- [DATA TO USE]:

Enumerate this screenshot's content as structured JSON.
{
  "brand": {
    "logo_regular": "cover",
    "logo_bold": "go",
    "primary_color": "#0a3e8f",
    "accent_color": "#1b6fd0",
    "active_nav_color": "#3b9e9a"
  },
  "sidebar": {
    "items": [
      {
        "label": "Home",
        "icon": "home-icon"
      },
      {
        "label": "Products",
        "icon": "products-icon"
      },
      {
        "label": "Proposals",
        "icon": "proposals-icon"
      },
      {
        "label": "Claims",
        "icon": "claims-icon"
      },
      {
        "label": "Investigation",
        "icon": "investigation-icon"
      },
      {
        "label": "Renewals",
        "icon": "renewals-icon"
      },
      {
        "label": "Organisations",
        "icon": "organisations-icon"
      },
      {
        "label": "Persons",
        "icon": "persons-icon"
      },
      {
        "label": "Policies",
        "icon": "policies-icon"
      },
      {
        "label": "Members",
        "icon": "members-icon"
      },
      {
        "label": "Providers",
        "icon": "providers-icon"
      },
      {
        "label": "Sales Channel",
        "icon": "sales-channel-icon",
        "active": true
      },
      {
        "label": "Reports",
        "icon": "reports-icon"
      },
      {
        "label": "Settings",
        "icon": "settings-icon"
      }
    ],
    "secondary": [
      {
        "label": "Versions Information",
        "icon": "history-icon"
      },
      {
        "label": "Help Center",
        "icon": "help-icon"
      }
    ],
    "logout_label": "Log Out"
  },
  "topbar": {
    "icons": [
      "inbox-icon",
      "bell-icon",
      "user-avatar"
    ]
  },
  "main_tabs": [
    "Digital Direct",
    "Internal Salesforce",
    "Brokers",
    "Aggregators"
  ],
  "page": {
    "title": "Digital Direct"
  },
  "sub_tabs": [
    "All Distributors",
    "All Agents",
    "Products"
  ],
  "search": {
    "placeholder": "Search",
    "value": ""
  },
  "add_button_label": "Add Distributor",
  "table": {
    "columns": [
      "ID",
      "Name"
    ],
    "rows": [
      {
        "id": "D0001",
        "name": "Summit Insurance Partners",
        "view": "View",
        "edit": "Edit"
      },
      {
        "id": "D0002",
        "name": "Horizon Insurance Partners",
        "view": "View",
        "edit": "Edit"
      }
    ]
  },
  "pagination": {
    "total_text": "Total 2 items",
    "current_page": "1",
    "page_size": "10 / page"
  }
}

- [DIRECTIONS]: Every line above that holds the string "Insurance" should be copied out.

- [SOLVED EXERCISE]:
        "name": "Summit Insurance Partners",
        "name": "Horizon Insurance Partners",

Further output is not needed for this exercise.